Captain and No.8 Kieran Read said what sides did up front and by turning up with the right intensity was what won Test matches and big occasions.
"For us as an eight that's our challenge and we'll take that on and look forward to putting that on them as much as we can," he said.
It worked in Auckland as they turned around their loss in the first Test against Australia and he was looking for a repeat in Japan.
Read said the game was going to be 'massive' and a great occasion.
"The South Africans are going to be well and truly up for it and we can't wait for it.
"We know that World Cups are different to regular games, and South Africa in our opening game of the tournament is going to be one of those bigger games you've played over your career, so I'm really looking forward to that. It's an awesome challenge to face," he said.
Read said the way the All Blacks were varying their combination in the loose forwards in combination with flankers Sam Cane and Ardie Savea was not too much different.
"It's a combination so we're swapping around at the back and on the side of the scrum and just really working as much together as we can. It's a full package. With Shannon [Frizell] coming in this week it's been crucial that we've integrated him and he's someone who's been in the environment before so making sure we each do our role.
"Each position has their role and you do it to the best of your ability generally it works out well for us as a team," Read said.
The side would have to be physical across the board against South Africa.
The Springboks were a side who were physical, who defended well, kicked well and accrued points when they were on offer and used the strength of their maul. They had developed the ability to play off counter attack and turnover ball through their backs.
The All Blacks knew what would be coming from them and he believed they had a plan to match what South Africa offered.
Being his third World Cup, Read said staging it in Japan offered a new perspective to the tournament and created a new audience.
It was a sign the game was growing globally, something that Sevens had contributed to that and he said it would be amazing to go to the Olympics playing a sport you loved.
"That's growing and it's not just the traditional teams winning at Sevens and I think we've found over the last few years that when you've got a competitive World Cup on top, which we've got here, there's a number of teams that could win it and then there's that next tier who are always knocking on the door so it's something that's really good for the game."
Read said inexperienced wings George Bridge and Sevu Reece had good heads on their shoulders and while they were new to Test rugby they had experienced pressure games across their careers and now it was about going out and performing.

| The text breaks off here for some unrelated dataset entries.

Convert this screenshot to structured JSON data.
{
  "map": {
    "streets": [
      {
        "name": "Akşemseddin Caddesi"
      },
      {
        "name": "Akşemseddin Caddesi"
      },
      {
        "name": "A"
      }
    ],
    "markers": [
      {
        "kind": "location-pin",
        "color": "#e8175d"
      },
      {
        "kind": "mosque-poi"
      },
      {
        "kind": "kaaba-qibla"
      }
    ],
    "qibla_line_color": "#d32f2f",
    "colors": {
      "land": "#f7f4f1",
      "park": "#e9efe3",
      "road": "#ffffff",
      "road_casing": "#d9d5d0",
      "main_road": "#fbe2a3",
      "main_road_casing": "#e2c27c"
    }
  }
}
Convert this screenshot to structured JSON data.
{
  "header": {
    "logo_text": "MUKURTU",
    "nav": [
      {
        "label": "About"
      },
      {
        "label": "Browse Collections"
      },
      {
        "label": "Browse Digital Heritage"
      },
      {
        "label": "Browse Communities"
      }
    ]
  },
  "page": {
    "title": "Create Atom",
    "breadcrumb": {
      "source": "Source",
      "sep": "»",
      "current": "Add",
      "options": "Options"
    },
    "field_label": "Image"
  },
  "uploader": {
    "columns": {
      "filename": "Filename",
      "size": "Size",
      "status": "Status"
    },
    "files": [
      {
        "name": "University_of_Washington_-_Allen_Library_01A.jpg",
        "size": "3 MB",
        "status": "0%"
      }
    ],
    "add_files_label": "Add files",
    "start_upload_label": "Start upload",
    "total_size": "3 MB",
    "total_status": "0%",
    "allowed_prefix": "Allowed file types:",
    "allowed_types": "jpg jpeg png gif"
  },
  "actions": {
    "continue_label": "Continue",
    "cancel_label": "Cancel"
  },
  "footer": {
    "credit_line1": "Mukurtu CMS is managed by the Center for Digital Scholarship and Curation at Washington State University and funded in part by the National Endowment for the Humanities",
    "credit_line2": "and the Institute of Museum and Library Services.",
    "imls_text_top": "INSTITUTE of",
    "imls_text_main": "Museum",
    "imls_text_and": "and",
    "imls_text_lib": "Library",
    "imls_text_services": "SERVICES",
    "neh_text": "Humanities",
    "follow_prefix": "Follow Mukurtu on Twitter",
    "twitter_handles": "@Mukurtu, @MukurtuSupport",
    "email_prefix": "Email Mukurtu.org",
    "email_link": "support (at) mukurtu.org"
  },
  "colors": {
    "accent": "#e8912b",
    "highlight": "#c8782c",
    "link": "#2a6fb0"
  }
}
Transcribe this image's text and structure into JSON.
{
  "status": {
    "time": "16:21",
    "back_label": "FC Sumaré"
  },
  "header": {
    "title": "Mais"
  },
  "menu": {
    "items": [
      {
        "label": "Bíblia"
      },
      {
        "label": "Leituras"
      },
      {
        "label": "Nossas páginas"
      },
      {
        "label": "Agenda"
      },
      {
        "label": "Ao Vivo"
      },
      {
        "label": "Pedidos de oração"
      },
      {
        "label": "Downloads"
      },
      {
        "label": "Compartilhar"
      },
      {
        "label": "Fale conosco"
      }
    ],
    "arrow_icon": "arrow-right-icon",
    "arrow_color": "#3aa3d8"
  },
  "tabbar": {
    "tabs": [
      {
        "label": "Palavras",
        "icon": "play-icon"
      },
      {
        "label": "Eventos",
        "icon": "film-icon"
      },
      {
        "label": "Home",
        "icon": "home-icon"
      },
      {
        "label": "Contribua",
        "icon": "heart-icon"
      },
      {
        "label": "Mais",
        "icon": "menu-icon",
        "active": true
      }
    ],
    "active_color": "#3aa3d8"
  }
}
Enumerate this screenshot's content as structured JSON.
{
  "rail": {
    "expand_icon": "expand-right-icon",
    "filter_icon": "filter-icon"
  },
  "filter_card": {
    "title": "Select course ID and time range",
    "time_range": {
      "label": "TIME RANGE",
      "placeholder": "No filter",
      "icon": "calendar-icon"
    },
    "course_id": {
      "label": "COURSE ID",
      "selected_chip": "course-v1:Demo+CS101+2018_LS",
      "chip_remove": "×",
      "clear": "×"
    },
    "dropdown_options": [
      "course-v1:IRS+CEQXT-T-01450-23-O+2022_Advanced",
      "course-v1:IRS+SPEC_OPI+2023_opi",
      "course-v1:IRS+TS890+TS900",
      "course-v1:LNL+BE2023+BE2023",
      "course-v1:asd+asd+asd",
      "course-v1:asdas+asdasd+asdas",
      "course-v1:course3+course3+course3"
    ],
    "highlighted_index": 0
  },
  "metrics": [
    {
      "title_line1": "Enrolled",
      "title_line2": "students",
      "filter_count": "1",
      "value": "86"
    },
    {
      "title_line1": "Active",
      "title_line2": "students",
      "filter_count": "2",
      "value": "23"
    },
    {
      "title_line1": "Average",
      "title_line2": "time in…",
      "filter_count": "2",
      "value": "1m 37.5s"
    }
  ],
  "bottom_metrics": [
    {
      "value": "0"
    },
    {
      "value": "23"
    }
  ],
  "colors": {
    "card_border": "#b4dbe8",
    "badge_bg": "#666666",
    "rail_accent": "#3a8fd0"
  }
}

First five-eighths Richie Mo'unga's game had involved immensely. He was the leader of the side from first five-eighths and he had grown into that role and the side wanted to see him continually pushing them, he said.